* SUPPLIED RECORDS
....
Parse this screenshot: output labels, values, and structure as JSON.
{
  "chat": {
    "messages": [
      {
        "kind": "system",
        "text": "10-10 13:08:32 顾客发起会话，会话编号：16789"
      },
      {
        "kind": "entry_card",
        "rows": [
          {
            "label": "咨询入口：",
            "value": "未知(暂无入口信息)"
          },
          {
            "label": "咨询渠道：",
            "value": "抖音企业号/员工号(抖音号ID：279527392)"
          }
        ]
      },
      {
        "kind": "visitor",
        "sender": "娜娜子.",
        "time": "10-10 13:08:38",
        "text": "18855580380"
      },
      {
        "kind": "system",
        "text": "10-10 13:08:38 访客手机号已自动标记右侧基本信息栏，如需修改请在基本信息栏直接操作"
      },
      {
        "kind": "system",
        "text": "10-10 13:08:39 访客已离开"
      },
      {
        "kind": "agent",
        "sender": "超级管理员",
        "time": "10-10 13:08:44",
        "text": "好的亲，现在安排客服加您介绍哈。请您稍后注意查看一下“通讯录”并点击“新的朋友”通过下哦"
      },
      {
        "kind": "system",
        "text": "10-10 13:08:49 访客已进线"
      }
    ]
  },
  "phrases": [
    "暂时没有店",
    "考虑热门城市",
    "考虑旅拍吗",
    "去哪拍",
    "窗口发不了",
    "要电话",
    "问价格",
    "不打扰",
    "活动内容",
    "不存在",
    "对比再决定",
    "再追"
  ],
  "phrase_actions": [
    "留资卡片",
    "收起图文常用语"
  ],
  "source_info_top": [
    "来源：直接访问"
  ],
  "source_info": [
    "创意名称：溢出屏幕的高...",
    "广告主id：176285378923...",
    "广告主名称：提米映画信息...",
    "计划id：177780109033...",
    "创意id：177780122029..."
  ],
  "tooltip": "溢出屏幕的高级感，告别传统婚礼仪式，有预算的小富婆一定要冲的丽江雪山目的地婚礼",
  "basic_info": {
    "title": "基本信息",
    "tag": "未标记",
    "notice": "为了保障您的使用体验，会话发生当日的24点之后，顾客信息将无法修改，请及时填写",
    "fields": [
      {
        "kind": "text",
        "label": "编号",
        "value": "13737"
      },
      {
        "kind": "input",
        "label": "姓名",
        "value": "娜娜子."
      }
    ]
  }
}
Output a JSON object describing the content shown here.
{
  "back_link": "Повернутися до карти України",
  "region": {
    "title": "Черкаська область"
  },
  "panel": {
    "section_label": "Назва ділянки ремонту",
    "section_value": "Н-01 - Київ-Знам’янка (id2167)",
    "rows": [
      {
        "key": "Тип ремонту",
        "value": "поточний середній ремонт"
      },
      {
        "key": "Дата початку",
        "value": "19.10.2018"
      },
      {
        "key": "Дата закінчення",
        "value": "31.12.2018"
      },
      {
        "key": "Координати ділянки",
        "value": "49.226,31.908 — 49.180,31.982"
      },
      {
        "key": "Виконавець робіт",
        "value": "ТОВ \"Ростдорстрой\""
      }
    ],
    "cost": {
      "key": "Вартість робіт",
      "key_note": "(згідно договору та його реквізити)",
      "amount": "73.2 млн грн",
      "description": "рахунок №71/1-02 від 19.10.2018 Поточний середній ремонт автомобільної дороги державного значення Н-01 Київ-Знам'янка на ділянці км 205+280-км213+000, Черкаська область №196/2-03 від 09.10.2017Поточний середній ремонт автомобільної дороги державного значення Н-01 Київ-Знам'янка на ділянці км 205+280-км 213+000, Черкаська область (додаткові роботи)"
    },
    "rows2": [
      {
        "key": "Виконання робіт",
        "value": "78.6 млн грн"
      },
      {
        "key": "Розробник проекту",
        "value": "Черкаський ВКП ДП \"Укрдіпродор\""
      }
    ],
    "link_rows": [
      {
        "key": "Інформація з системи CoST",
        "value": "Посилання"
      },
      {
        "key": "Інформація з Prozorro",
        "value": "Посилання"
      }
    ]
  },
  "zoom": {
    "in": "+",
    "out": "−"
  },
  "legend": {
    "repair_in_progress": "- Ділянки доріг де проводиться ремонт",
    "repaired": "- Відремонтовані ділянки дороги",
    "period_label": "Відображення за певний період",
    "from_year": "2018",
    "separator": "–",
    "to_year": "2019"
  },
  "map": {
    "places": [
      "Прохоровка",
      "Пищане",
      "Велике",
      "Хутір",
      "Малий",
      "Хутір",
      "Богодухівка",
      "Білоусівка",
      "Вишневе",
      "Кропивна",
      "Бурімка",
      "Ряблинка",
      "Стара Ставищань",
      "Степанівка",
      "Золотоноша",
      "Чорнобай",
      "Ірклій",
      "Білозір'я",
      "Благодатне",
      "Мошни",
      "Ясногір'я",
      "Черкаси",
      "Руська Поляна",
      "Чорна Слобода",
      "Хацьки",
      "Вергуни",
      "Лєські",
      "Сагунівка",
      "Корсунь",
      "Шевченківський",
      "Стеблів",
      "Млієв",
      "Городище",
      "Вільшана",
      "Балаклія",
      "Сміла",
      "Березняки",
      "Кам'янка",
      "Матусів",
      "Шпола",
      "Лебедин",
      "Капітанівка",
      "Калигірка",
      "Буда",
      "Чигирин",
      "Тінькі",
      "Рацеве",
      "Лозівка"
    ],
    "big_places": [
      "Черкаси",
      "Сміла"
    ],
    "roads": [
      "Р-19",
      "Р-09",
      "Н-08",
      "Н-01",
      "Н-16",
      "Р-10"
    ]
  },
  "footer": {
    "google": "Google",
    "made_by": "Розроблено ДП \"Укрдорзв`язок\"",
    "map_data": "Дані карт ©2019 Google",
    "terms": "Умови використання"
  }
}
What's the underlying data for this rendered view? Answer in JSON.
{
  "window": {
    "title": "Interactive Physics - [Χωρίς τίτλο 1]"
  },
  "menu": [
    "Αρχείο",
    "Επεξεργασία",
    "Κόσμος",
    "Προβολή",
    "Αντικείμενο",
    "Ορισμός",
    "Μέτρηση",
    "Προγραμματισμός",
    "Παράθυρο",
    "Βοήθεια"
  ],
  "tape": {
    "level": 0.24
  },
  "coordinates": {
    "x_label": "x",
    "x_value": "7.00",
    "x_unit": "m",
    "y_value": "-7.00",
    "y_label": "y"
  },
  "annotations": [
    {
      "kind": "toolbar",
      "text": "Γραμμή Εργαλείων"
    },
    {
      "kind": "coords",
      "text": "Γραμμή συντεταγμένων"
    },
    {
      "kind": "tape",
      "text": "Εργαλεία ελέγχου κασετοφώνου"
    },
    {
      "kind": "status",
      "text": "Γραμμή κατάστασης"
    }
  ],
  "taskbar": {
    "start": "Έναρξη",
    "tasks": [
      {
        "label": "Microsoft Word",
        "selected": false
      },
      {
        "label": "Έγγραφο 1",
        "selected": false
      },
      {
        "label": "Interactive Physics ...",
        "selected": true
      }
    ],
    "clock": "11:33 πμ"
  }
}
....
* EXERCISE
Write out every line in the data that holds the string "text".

* THE COMPLETED TASK
        "text": "10-10 13:08:32 顾客发起会话，会话编号：16789"
        "text": "18855580380"
        "text": "10-10 13:08:38 访客手机号已自动标记右侧基本信息栏，如需修改请在基本信息栏直接操作"
        "text": "10-10 13:08:39 访客已离开"
        "text": "好的亲，现在安排客服加您介绍哈。请您稍后注意查看一下“通讯录”并点击“新的朋友”通过下哦"
        "text": "10-10 13:08:49 访客已进线"
        "kind": "text",
      "text": "Γραμμή Εργαλείων"
      "text": "Γραμμή συντεταγμένων"
      "text": "Εργαλεία ελέγχου κασετοφώνου"
      "text": "Γραμμή κατάστασης"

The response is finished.